Rods of materials such as cadmium or boron steel that act as neutron obsorbers (not merely moderaters) used in nuclear reactors to control neutron fluxes and therfore rates of fission.

Acetic Acid

CA3COOH, clear, colorless liquid, pungent odor. Boiling point 140C, flash point 54C (closed cup), autoignition temperature 38OC.

Aufbau ('building up') Principle

Describes the order in which electrons fill orbitals in atoms.

Heat of Vaporization

The amount of heat required to vaporize one gram of a liquid at its boiling point with no change in temperature. Usually expressed in J/g. The molar heat of vaporization is the amount of heat required to vaporize one mole of liquid at its boiling point with no change in temperature and usually expressed ion kJ/mol.

Ferromagnetism

The ability of a substance to become permanently magnetized by exposure to an external magnetic field.

xylene

Any of three oily, colorless, water-insoluble, flammable, toxic, isomeric liquids, C8H10, of the benzene series, obtained mostly from coal tar: used chiefly in the manufacture of dyes.

Ternary Acid

A ternary compound containing H, O, and another element, often a nonmetal.

Hydrogen Bond

A fairly strong dipole-dipole interaction (but still considerably weaker than the covalent or ionic bonds) between molecules containing hydrogen directly bonded to a small, highly electronegative atom, such as N, O, or F.

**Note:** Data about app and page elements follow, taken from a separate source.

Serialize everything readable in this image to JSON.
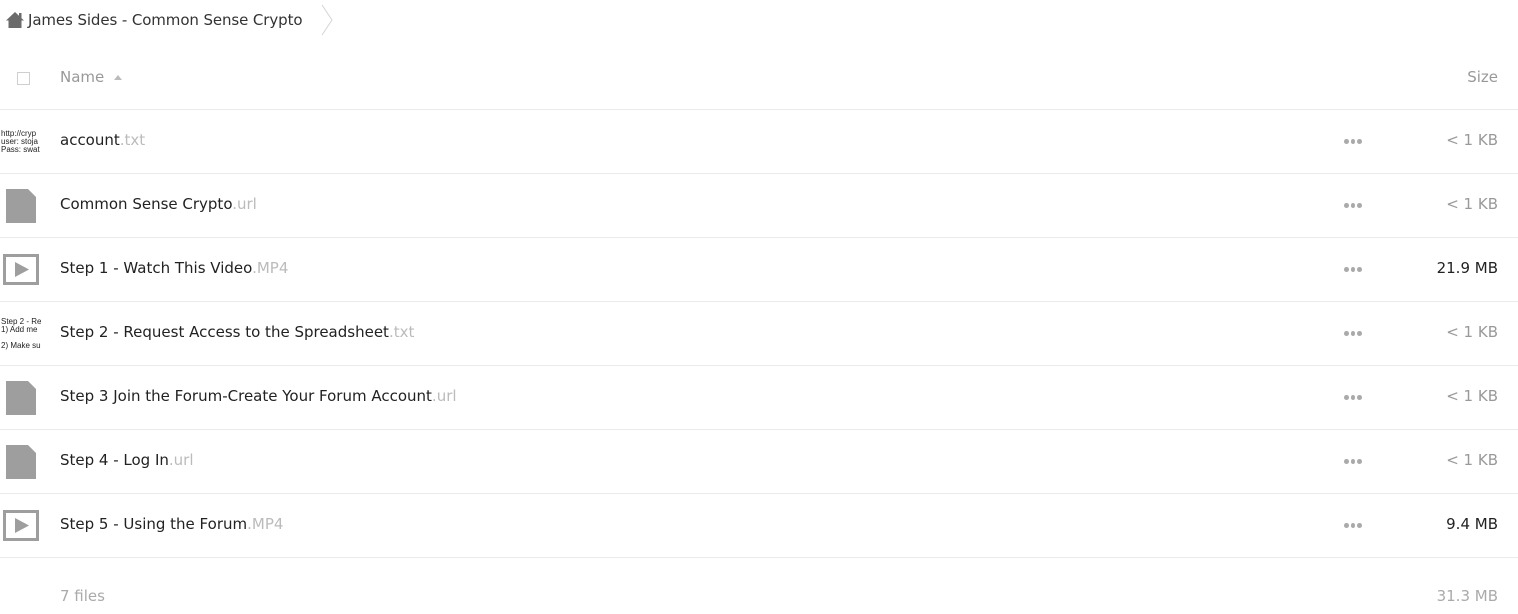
{
  "breadcrumb": {
    "home_icon": "home-icon",
    "current_folder": "James Sides - Common Sense Crypto",
    "separator_icon": "chevron-right-icon"
  },
  "table": {
    "columns": {
      "name": "Name",
      "size": "Size",
      "sort_direction": "ascending"
    },
    "files": [
      {
        "basename": "account",
        "extension": ".txt",
        "size": "< 1 KB",
        "thumbnail": "text-preview",
        "preview_lines": [
          "http://cryp",
          "user: stoja",
          "Pass: swat"
        ]
      },
      {
        "basename": "Common Sense Crypto",
        "extension": ".url",
        "size": "< 1 KB",
        "thumbnail": "file-icon"
      },
      {
        "basename": "Step 1 - Watch This Video",
        "extension": ".MP4",
        "size": "21.9 MB",
        "thumbnail": "video-icon"
      },
      {
        "basename": "Step 2 - Request Access to the Spreadsheet",
        "extension": ".txt",
        "size": "< 1 KB",
        "thumbnail": "text-preview",
        "preview_lines": [
          "Step 2 - Re",
          "1) Add me",
          "",
          "2) Make su"
        ]
      },
      {
        "basename": "Step 3 Join the Forum-Create Your Forum Account",
        "extension": ".url",
        "size": "< 1 KB",
        "thumbnail": "file-icon"
      },
      {
        "basename": "Step 4 - Log In",
        "extension": ".url",
        "size": "< 1 KB",
        "thumbnail": "file-icon"
      },
      {
        "basename": "Step 5 - Using the Forum",
        "extension": ".MP4",
        "size": "9.4 MB",
        "thumbnail": "video-icon"
      }
    ]
  },
  "summary": {
    "count": "7 files",
    "total_size": "31.3 MB"
  },
  "colors": {
    "text": "#222222",
    "muted": "#999999",
    "extension": "#bbbbbb",
    "icon_gray": "#9e9e9e",
    "divider": "#ebebeb"
  }
}
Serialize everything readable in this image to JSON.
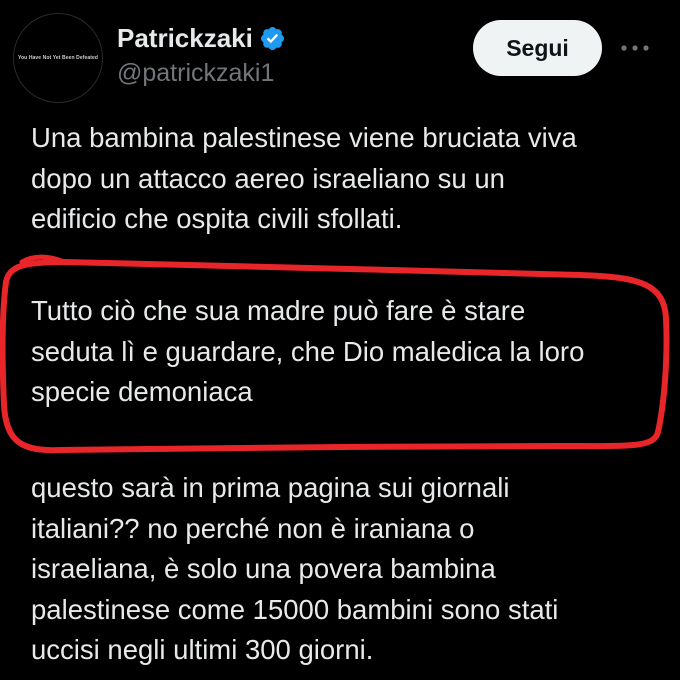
{
  "author": {
    "avatar_text": "You Have Not Yet Been Defeated",
    "display_name": "Patrickzaki",
    "handle": "@patrickzaki1",
    "verified_color": "#1d9bf0"
  },
  "actions": {
    "follow_label": "Segui",
    "more_icon": "more-horizontal-icon"
  },
  "tweet": {
    "paragraph1": [
      "Una bambina palestinese viene bruciata viva",
      "dopo un attacco aereo israeliano su un",
      "edificio che ospita civili sfollati."
    ],
    "paragraph2": [
      "Tutto ciò che sua madre può fare è stare",
      "seduta lì e guardare, che Dio maledica la loro",
      "specie demoniaca"
    ],
    "paragraph3": [
      "questo sarà in prima pagina sui giornali",
      "italiani?? no perché non è iraniana o",
      "israeliana, è solo una povera bambina",
      "palestinese come 15000 bambini sono stati",
      "uccisi negli ultimi 300 giorni."
    ]
  },
  "colors": {
    "background": "#000000",
    "text": "#e7e9ea",
    "secondary_text": "#71767b",
    "button_bg": "#eff3f4",
    "button_text": "#0f1419",
    "annotation_red": "#e8262a"
  }
}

Dispersed Phase

The solute-like species in a colloid.

History of diamonds

Diamond has been known for about 5 thousand years. Historians suggest that it was first discovered in India in river placers. It has long been credited with magical properties, and the largest famous crystals and products from them are shrouded in a halo of mystical legends.